It really is astonishing, sometimes, to see the lengths to which government officials will go to enforce their often deeply misguided understanding of “separation of church and state.” In their consuming fear of government proselytizing, some elected officials and bureaucrats seem almost incapable of making any distinction whatsoever between, say, Congress passing a law requiring all Americans to become Lutherans and your child or grandchild playing tag on a church playground.
We’re not making that last part up. In Columbia, Missouri, a Christian preschool was denied the right to participate in that state’s Playground SCRAP Tire Surface Material grant program not because its facilities didn’t qualify, but because the Department of Natural Resources decided that providing recycled SCRAP rubber surfacing to replace the gravel in that particular church play area would constitute government funding of religion.
In other words, state officials seem to believe they’re not allowed to help keep a child like yours from scraping his knees or bumping his head on hard ground, if that ground is owned by a church. That’s an interesting kind of discrimination, and one can’t help wondering where it stops. What other government services might decide, in time, that their civil purity is being corrupted by touching religious real estate? Could city police be barred from responding to a crime on church property? Could county firefighters refuse to use public hoses on church fires?
In January, Alliance Defending Freedom attorneys, representing the church in its lawsuit against state officials, presented oral arguments before the U.S. Court of Appeals for the 8th Circuit. They pointed out that the government is clearly not endorsing religion by simply providing SCRAP recycled tires to create a safer environment on playgrounds. What’s more, the same state constitution that prohibits preferential treatment of religion also prohibits religious discrimination – including the kind Missouri officials are exercising against the church. (Those officials have already admitted, in the course of the lawsuit, to allowing at least 15 other church-affiliated daycare centers to take part in the recycled tires for playgrounds program.)
“The children at this pre-school are no less worthy of the safety provided by the SCRAP tires this program offers than are children at other schools,” says Joel Oster, who argued the case and who (along with local counsel Michael K. Whitehead) is one of more than 2,500 private attorneys allied with ADF. “Contrary to what the state is arguing, the government is clearly not endorsing religion by simply providing recycled tires to create a safer environment on playgrounds. The state was right not to discriminate against the other 15 religious daycare centers, and it should not arbitrarily discriminate against this one.”

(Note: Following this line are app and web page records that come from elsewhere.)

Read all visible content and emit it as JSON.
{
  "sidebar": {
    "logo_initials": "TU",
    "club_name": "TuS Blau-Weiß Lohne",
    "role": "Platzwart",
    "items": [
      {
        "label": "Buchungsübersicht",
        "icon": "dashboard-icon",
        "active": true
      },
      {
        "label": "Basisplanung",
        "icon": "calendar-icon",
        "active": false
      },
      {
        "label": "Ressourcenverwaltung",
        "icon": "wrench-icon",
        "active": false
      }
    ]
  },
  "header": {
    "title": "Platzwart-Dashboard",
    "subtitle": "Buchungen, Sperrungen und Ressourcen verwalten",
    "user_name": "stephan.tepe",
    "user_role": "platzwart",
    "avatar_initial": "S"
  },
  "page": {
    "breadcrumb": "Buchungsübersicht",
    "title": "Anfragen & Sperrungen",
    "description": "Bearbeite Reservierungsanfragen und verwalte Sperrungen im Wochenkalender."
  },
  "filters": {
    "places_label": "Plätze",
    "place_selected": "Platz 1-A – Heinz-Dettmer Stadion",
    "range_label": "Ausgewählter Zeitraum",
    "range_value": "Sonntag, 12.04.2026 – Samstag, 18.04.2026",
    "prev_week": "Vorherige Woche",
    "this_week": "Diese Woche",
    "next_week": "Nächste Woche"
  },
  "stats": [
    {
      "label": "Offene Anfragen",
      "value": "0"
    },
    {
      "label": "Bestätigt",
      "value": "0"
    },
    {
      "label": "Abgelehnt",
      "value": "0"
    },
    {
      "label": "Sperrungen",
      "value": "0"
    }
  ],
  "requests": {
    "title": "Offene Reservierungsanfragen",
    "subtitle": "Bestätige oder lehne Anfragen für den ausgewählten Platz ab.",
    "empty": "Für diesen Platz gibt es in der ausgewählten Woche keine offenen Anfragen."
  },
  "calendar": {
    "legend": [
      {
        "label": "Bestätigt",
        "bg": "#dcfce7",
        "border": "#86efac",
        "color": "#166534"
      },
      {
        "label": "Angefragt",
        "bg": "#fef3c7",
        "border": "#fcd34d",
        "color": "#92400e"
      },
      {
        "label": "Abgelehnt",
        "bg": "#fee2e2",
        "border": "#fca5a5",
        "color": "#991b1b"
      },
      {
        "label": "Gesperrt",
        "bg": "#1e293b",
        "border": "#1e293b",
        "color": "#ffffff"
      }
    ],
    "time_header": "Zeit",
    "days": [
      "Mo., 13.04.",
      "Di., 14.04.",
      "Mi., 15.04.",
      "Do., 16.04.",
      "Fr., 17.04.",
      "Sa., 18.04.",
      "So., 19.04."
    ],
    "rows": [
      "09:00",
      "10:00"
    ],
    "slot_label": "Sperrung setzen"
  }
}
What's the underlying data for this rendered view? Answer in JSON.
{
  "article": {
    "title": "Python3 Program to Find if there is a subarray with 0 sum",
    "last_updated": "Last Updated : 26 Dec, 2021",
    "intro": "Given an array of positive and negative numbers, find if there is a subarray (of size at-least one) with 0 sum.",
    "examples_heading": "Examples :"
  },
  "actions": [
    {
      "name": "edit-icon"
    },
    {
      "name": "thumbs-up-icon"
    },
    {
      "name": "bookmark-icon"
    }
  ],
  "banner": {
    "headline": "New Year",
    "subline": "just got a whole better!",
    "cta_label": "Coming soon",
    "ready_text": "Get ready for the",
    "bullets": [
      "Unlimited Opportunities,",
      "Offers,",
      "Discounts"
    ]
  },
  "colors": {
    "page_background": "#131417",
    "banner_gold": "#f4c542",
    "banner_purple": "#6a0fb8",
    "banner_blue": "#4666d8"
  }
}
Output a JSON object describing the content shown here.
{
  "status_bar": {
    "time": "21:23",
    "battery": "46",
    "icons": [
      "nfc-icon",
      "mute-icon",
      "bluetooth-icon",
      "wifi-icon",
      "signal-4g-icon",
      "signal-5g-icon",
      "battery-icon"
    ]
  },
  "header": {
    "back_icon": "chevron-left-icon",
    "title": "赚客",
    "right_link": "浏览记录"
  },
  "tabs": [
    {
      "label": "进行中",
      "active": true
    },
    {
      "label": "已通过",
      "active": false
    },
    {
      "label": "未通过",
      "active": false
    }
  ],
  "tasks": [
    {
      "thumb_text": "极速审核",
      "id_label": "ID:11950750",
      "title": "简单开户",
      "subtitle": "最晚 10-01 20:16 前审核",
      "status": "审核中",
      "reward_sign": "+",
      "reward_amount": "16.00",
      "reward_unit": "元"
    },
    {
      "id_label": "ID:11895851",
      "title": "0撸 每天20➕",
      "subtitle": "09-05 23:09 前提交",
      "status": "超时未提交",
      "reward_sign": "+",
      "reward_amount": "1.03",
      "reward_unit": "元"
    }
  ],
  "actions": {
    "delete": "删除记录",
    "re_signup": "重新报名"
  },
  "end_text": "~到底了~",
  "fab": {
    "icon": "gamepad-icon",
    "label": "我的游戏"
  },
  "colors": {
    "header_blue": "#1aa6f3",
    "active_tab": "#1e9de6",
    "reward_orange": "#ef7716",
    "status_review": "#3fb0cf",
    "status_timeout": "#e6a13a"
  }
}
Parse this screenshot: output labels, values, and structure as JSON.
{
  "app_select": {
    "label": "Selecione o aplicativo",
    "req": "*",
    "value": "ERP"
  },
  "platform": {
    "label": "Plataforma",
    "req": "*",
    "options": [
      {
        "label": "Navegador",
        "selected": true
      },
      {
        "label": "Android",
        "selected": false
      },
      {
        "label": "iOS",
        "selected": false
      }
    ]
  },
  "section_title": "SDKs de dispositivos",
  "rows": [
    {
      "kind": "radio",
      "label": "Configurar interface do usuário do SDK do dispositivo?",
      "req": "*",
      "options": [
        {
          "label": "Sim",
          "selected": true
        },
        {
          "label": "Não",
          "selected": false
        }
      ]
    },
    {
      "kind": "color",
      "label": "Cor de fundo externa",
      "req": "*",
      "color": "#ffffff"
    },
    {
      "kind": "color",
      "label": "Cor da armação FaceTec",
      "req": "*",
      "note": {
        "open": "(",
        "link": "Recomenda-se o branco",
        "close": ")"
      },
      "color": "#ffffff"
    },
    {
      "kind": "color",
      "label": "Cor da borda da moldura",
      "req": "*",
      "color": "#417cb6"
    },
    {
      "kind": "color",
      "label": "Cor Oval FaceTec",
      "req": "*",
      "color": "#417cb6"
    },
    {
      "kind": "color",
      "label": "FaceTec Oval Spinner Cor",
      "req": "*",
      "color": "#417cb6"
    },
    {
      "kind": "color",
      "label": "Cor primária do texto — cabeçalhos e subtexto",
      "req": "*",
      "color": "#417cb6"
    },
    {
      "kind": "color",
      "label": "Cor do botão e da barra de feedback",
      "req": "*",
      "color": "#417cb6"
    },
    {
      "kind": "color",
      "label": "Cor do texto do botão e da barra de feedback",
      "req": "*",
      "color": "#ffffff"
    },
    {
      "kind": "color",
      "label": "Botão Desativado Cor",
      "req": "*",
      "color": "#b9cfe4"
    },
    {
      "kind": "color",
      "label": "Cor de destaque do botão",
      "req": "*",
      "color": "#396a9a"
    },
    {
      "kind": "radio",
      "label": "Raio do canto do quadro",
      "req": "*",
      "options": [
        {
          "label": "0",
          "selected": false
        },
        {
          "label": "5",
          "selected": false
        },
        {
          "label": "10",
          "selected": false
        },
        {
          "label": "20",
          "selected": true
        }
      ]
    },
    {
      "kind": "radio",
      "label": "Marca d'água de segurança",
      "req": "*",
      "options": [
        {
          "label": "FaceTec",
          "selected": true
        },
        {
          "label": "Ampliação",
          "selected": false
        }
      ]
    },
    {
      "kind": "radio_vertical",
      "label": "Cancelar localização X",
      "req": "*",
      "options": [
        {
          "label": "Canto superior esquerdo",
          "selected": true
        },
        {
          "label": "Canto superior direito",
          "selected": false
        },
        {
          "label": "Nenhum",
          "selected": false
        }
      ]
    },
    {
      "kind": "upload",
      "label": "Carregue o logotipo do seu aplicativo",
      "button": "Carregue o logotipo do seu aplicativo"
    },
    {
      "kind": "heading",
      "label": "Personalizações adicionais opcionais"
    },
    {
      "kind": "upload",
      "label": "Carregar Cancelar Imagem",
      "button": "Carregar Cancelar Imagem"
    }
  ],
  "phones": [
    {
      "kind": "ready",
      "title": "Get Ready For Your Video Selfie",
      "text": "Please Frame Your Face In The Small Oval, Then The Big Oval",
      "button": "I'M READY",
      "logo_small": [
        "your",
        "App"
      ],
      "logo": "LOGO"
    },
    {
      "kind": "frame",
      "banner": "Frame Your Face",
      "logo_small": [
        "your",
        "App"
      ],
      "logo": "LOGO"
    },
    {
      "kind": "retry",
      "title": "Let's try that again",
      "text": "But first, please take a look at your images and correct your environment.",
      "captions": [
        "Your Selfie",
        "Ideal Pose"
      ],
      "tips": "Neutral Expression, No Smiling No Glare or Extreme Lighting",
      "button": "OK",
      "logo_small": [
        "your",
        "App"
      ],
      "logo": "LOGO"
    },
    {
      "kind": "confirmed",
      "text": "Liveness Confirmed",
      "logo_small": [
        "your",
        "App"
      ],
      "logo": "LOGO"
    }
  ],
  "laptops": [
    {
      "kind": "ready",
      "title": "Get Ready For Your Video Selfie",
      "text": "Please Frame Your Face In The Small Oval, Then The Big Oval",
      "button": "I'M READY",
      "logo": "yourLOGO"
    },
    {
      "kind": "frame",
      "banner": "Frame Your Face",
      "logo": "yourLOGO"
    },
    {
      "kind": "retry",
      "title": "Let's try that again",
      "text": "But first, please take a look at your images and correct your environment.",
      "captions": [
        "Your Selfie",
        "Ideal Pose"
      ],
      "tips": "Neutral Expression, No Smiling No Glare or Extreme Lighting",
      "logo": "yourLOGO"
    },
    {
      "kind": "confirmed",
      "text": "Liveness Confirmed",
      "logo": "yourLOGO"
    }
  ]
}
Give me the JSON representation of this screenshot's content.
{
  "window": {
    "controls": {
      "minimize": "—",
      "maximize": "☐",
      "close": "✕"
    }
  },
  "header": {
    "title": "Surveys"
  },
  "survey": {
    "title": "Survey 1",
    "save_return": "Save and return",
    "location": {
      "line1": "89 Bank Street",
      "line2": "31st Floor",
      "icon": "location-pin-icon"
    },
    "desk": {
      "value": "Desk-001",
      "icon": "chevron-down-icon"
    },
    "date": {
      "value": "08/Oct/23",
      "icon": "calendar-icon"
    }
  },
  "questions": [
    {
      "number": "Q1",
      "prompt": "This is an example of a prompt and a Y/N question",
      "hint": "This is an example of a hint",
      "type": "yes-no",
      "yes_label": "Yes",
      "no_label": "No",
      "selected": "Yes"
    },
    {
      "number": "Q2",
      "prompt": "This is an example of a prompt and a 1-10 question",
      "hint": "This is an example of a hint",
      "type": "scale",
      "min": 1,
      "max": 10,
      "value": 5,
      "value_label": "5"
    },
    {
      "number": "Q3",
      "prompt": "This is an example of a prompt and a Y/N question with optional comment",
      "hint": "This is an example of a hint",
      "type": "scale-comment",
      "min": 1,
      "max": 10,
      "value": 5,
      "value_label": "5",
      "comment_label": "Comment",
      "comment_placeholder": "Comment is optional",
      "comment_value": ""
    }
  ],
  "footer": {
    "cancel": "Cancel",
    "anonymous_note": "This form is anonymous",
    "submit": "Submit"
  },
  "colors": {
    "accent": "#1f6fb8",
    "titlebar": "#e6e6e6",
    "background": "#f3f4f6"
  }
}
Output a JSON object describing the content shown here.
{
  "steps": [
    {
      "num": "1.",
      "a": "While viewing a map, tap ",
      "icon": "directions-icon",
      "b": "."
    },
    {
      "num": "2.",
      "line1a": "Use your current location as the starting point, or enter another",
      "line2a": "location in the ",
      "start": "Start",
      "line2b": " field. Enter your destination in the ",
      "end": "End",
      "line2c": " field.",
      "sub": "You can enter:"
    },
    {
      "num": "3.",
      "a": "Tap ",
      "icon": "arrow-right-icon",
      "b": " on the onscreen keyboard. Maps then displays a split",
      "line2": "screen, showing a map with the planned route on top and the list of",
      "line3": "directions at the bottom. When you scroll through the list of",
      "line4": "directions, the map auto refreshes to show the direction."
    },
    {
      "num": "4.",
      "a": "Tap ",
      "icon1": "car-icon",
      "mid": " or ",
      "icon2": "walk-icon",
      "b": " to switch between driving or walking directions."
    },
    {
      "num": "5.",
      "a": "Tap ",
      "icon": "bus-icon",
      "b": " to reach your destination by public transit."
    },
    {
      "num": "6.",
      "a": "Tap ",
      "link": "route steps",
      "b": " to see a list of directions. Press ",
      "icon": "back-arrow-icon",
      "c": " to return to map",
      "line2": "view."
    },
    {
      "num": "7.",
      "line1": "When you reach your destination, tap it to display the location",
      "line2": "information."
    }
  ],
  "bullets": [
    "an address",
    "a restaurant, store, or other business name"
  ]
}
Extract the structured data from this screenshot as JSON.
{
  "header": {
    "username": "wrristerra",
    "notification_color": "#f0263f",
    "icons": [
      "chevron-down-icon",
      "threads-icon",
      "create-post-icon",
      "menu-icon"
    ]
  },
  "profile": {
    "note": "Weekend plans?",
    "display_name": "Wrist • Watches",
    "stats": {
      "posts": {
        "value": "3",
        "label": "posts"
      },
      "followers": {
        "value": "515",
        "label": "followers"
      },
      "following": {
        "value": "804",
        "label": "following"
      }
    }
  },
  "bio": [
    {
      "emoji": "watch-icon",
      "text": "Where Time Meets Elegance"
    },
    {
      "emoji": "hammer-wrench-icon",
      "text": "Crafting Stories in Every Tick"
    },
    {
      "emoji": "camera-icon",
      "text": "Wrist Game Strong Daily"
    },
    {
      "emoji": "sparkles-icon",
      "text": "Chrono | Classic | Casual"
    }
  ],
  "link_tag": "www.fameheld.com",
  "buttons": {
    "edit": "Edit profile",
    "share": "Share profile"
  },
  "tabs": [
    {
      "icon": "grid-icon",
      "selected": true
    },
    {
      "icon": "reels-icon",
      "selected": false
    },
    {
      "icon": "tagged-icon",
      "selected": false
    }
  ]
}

A different kind of government pressure has been applied to a Surprise, Arizona Christian school. For the last several years, the state’s Department of Economic Security (DES) has been saying that the school is liable for unemployment taxes – even though state law specifies that organizations operated primarily for religious purposes are not subject to those taxes.
Though aware of the law, DES officials had levied a $25,000 tax bill on the school, anyway – arguing that no preschool, elementary, or secondary school can have a primarily religious purpose because the primary purpose of a school is education, not religion.
ADF staff and allied attorneys representing the school appealed that interpretation and the tax bill to the DES appeals board, which reversed it, finding that the Christian school “presented evidence sufficient to establish that it is operated primarily for religious purposes.”
The board pointed out that assessing the taxes on the grounds that the day-care ministry’s “primary operating purpose cannot be religion, would make meaningless and unnecessary any existence of the statutory exceptions that have been enacted.” ADF applauds that decision.
“Christian schools shouldn’t live in fear of being punished by the government when they’ve not done anything wrong,” says ADF Senior Counsel Bradley Abramson, co-counsel in the case along with ADF allied attorney Wallace Larson. “The appeals board has reached the right conclusion in determining that this school should not have been sacked with a $25,000 tax bill that they do not owe."
Please be in prayer with us that such increasingly uncommon sense as the kind shown by this DES appeals board will spread throughout the nation’s courts and government, and that families like yours will continue to be given the opportunity to provide their children with Christian schooling in a nation that respects the constitutional protections designed to ensure our religious freedom.
Imagine if you had escaped government oppression in search of freedom and safety for your family in a new country—only to be greeted yet again with the government treading on Constitutional rights.
As pandemic restrictions have begun to ease over the last few months, churches and religious organizations have started to ask: If this happens again, how can we ensure that religious freedom is protected?
Cedar Park Church outside of Seattle, Washington is well-known for its commitment to the belief that all human life is precious and worth protecting.